_Your goal_
Gather each line of the records where "region" appears.

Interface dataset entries
---+---

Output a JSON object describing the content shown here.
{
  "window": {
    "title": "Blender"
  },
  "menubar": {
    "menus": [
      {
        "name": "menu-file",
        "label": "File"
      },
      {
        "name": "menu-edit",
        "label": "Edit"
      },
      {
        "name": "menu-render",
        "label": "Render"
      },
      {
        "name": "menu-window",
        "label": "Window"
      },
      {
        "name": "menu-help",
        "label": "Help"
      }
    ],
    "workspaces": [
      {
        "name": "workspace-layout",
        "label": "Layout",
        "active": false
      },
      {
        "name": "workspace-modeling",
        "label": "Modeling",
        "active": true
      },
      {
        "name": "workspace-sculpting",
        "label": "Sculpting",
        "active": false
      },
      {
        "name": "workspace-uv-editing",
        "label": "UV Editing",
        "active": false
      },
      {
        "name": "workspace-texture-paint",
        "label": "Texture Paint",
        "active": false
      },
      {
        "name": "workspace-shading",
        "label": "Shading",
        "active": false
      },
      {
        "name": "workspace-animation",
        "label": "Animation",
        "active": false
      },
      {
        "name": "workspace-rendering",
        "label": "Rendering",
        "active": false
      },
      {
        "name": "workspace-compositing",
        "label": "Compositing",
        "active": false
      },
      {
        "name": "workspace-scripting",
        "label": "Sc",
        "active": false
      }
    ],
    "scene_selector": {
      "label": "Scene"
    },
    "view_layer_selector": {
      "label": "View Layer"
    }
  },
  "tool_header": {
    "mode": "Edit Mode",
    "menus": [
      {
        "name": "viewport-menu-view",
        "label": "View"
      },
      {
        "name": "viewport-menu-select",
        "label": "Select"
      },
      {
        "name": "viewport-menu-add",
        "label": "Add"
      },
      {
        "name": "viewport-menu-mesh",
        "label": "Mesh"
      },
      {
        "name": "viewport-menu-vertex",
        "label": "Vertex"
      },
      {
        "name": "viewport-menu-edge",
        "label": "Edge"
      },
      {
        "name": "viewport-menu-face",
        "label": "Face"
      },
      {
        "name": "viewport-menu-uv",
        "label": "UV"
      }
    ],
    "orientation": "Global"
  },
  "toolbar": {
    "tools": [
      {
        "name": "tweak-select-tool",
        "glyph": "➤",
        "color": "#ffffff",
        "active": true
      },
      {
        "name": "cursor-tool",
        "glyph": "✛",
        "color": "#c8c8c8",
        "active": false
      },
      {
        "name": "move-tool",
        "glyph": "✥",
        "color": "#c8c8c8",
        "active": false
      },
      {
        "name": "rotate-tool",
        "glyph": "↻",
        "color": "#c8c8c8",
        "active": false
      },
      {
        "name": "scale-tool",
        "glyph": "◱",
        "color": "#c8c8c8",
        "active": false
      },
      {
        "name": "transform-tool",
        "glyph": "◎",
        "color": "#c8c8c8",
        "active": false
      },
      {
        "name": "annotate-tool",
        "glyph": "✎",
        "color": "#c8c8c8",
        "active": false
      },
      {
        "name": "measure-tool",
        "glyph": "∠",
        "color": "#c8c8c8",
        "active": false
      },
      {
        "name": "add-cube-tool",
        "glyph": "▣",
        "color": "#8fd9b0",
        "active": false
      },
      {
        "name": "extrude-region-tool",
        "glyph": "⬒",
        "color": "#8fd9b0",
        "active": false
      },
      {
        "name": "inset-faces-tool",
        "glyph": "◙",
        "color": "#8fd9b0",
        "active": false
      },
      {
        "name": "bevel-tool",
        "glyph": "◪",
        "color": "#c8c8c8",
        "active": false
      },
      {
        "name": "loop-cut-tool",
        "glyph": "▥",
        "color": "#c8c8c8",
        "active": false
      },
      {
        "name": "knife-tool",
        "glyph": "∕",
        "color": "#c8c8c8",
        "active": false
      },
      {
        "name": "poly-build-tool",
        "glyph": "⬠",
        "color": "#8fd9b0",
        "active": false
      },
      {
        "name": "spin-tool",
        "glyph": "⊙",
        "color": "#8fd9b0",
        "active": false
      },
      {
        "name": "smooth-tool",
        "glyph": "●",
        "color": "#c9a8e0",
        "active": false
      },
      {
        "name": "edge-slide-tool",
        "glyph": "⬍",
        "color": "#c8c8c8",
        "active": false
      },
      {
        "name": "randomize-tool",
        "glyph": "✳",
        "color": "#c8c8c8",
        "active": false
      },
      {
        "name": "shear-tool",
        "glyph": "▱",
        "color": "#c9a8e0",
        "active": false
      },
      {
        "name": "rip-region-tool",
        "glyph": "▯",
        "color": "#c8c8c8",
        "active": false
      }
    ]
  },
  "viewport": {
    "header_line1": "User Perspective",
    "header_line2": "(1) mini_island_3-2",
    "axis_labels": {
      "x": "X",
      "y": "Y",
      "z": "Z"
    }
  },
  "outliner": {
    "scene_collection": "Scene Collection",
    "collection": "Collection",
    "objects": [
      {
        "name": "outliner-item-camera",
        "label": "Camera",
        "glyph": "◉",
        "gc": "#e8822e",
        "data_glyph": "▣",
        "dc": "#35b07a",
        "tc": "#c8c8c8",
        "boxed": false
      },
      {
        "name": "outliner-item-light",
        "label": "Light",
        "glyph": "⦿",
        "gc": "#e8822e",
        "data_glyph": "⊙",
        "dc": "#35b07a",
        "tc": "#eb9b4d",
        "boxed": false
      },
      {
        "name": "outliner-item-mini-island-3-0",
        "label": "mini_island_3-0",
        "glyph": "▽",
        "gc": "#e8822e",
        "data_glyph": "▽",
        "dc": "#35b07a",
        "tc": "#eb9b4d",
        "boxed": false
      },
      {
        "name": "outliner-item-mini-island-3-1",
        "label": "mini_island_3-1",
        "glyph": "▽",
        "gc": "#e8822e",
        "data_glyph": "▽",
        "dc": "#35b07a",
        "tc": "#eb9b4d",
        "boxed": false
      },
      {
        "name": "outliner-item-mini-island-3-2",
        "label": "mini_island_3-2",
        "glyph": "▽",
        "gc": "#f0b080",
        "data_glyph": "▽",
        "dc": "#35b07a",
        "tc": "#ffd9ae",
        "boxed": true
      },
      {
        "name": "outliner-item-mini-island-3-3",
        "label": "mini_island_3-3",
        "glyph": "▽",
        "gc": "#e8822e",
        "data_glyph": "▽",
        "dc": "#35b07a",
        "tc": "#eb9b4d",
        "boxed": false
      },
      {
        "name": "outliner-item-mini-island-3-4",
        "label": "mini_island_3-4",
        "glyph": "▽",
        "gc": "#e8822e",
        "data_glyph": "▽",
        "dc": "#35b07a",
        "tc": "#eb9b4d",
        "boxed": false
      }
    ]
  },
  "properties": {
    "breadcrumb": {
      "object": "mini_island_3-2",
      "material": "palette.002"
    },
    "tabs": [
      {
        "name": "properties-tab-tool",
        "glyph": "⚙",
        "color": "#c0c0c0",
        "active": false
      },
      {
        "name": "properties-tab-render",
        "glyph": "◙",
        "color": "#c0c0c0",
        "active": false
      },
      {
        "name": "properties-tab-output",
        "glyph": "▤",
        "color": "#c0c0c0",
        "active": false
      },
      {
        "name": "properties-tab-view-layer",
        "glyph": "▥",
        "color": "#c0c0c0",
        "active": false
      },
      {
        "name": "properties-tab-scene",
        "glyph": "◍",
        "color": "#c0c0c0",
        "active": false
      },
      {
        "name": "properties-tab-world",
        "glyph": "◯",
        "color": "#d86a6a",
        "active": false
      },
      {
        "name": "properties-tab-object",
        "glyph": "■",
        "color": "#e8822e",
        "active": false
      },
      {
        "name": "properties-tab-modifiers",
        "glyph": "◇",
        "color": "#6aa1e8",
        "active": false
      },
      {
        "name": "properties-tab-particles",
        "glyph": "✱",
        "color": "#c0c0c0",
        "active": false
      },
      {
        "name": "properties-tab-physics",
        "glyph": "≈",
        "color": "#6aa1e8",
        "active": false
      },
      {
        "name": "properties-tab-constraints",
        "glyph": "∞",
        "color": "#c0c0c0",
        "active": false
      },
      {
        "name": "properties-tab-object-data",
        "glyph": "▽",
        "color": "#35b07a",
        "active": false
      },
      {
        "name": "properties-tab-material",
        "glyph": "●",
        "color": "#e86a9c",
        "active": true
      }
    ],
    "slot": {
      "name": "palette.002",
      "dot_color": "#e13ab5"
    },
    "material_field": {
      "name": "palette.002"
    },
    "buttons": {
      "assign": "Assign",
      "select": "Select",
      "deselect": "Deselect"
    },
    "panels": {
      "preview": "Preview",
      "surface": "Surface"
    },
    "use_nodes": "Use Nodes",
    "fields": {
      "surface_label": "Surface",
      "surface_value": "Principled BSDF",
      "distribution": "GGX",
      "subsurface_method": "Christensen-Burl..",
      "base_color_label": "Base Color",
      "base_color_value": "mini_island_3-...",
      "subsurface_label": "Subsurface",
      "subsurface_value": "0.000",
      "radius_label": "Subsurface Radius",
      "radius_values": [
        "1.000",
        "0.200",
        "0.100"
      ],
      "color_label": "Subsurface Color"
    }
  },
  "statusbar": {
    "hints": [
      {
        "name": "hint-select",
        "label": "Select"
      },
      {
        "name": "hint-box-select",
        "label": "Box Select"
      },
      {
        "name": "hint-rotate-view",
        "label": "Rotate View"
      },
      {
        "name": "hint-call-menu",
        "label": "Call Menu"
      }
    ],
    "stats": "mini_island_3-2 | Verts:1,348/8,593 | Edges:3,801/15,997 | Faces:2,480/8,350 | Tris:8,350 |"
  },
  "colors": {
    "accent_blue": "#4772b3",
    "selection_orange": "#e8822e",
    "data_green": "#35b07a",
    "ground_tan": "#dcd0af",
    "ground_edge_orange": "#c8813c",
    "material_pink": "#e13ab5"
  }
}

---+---

_Task answer_
        "name": "extrude-region-tool",
        "name": "rip-region-tool",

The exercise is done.